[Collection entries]
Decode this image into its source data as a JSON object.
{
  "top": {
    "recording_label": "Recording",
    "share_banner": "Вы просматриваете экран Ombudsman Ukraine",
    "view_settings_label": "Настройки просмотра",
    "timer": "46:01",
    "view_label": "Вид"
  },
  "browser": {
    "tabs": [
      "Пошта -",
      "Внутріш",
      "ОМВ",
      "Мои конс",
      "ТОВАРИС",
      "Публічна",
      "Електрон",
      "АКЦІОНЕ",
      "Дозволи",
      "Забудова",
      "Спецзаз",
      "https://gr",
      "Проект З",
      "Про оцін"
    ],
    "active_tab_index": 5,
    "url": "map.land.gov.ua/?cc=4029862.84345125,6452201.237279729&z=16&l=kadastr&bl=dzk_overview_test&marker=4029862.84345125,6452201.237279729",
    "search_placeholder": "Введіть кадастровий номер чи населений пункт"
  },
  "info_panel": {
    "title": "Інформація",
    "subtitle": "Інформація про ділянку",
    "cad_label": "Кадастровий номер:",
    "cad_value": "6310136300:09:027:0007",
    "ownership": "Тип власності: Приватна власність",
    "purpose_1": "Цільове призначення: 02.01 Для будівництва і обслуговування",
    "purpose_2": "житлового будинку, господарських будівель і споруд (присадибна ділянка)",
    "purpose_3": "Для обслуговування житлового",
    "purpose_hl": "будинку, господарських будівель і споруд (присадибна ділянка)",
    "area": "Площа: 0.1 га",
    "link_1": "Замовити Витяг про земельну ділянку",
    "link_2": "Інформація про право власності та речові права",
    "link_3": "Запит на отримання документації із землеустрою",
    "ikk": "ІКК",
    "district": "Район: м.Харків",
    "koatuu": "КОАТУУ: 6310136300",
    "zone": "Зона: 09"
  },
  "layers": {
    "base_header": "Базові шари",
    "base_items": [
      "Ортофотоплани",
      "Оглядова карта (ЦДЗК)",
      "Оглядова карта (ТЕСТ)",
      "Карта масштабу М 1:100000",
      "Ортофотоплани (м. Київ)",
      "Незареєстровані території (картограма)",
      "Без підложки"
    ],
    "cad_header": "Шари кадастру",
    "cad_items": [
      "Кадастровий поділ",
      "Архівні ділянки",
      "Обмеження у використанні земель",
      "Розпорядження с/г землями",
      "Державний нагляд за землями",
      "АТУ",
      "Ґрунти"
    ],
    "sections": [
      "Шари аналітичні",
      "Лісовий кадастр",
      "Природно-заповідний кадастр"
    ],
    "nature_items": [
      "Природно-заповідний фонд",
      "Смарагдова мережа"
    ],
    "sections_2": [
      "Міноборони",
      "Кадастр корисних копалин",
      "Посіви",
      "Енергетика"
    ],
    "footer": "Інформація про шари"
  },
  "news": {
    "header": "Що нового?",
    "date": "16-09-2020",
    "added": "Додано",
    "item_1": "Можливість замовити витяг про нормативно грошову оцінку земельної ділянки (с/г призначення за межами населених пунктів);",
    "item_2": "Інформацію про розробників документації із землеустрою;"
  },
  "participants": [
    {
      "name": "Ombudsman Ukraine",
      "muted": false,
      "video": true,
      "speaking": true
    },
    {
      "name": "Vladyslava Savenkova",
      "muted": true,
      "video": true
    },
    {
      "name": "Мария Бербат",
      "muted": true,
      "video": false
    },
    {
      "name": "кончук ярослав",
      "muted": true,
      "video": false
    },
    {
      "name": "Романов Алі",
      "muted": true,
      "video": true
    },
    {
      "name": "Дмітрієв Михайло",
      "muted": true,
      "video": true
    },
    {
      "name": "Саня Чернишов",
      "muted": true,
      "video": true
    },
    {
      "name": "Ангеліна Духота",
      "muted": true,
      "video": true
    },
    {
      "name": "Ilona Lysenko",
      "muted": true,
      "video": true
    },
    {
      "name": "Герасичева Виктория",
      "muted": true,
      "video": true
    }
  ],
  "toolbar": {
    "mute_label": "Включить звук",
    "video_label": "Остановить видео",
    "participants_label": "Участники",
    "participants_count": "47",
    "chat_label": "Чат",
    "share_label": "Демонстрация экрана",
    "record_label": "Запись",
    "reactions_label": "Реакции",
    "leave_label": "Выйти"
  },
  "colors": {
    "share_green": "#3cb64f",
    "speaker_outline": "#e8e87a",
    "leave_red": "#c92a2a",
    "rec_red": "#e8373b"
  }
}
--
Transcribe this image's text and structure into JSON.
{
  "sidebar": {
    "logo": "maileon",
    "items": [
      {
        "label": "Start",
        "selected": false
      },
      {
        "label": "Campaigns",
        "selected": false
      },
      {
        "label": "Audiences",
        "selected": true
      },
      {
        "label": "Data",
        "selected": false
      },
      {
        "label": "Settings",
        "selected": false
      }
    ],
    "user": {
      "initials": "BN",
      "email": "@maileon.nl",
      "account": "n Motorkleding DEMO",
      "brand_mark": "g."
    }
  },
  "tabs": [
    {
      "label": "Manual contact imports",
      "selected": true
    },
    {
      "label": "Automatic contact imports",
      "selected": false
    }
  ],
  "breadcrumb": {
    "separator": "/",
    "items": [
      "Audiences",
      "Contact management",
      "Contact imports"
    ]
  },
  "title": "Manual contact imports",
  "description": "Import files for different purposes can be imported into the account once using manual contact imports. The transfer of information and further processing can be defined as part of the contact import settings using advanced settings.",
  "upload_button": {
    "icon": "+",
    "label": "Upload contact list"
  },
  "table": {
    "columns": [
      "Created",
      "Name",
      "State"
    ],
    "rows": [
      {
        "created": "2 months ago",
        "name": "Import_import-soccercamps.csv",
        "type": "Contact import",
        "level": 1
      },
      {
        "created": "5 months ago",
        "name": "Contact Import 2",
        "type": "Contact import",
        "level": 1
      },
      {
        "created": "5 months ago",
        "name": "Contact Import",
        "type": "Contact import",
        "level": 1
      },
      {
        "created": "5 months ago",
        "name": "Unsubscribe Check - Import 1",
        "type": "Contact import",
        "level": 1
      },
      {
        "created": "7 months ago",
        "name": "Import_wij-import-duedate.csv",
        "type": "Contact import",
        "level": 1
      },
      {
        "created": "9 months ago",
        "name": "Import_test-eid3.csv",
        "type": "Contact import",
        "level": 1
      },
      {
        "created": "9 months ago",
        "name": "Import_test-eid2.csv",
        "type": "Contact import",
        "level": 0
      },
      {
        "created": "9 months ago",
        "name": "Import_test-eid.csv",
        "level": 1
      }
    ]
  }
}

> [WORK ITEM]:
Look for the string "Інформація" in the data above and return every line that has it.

> [ANSWER TO THE PROBLEM]:
    "title": "Інформація",
    "subtitle": "Інформація про ділянку",
    "link_2": "Інформація про право власності та речові права",
    "footer": "Інформація про шари"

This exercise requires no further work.